To brothers and sisters in Christ:
Greetings in the name of our Lord and Savior Jesus Christ.
As I write these few lines, my heart is too heavy because of the situation going on in Beni territory, northeast of the Democratic Republic of Congo, which is part of my Episcopal Area. The efforts of our army (are) insufficient to protect people.
People there are killed every day in the neighboring villages and we run the risk of losing all our believers. Two weeks ago, a group of Uganda rebels killed people in the villages (of) Kamango, Oicha and Mbawu. A Methodist family (a father, his wife and their two children) were killed with machetes.
Many people are fleeing to Beni. Our local congregations there are crowded with displaced people who flee from villages for their lives. We need your prayers. But, as you know, food and basic needs must be met. Our evangelization should reach people in need.
I am sending this SOS message to all those who may want to help.
May God be with us all during Christmas, but let’s keep in mind that our brothers and sisters are dying somewhere because of selfish interests.
Bishop Unda Yemba Gabriel
Resident Bishop, East Congo Episcopal Area
The United Methodist Church is in the midst of a reordering – a reordering of the life of the church for greater effectiveness and vitality in mission. This is something we are all striving to understand.
“The paradox of our time: We are at an end and a beginning” is an article written this month by Rev. Tom Hazelwood, Director of Connectional Ministries for the Memphis Conference.
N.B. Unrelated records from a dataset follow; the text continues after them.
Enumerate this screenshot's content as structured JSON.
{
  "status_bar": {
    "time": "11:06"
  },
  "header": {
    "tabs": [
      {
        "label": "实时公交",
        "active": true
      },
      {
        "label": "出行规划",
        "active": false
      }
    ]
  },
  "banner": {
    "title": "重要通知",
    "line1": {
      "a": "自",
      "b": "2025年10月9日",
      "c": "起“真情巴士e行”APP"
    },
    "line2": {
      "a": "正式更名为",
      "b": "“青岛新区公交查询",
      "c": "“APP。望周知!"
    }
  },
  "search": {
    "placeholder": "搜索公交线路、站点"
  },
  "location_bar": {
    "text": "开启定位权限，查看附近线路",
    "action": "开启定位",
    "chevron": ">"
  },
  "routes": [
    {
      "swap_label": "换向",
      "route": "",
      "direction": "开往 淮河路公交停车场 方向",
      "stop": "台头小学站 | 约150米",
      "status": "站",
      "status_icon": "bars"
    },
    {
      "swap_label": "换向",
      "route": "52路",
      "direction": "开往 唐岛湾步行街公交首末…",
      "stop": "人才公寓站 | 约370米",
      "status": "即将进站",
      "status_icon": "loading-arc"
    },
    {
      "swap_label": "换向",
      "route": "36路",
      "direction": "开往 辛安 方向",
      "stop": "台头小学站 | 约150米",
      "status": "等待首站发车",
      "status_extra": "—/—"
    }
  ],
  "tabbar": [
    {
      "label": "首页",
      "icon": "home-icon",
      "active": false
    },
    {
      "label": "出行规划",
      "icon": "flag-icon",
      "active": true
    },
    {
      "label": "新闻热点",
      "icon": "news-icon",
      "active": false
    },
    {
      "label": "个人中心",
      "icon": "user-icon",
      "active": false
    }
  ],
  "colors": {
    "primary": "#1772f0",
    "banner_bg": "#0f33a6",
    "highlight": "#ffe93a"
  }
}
Tom does an excellent job of explaining what he calls “the paradox” — being at an end and a beginning. He writes about the United Methodist Church envisioning a new day, managing transition, coaching for the future and being called to a new creation.
I invite you to click on the link below to read Tom’s words that speak so well to our entire Nashville Episcopal Area that includes the Tennessee and Memphis Conferences.
Bishop Bill McAlilly